[Dataset rows describing interfaces]

Start of Block

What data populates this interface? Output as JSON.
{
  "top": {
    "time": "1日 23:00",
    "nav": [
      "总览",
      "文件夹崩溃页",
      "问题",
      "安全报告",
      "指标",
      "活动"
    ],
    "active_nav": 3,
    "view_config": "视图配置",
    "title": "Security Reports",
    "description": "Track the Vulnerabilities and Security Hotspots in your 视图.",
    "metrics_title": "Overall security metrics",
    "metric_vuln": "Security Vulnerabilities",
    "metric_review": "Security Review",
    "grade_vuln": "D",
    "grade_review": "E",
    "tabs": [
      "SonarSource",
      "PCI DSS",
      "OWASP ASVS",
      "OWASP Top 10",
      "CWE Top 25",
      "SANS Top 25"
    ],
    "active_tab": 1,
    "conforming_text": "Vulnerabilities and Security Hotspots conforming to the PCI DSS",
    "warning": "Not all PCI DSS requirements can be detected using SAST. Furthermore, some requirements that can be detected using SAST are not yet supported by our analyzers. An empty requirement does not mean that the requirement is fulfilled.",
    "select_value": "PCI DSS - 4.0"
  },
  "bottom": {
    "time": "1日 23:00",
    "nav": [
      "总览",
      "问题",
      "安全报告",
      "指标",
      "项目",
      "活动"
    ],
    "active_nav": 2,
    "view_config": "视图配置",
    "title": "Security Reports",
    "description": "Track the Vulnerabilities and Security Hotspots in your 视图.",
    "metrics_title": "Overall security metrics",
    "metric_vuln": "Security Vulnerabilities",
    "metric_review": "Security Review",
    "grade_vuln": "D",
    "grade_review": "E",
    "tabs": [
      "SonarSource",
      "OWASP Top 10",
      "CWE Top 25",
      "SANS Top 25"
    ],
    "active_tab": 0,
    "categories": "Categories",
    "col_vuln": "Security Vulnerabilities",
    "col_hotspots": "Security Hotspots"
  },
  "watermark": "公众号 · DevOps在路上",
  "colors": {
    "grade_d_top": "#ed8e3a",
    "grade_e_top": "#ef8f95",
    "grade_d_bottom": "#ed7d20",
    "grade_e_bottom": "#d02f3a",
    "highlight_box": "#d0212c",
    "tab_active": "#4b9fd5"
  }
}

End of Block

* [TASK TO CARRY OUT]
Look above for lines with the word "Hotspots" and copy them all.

* [SOLUTION FOR THIS TASK]
    "description": "Track the Vulnerabilities and Security Hotspots in your 视图.",
    "conforming_text": "Vulnerabilities and Security Hotspots conforming to the PCI DSS",
    "description": "Track the Vulnerabilities and Security Hotspots in your 视图.",
    "col_hotspots": "Security Hotspots"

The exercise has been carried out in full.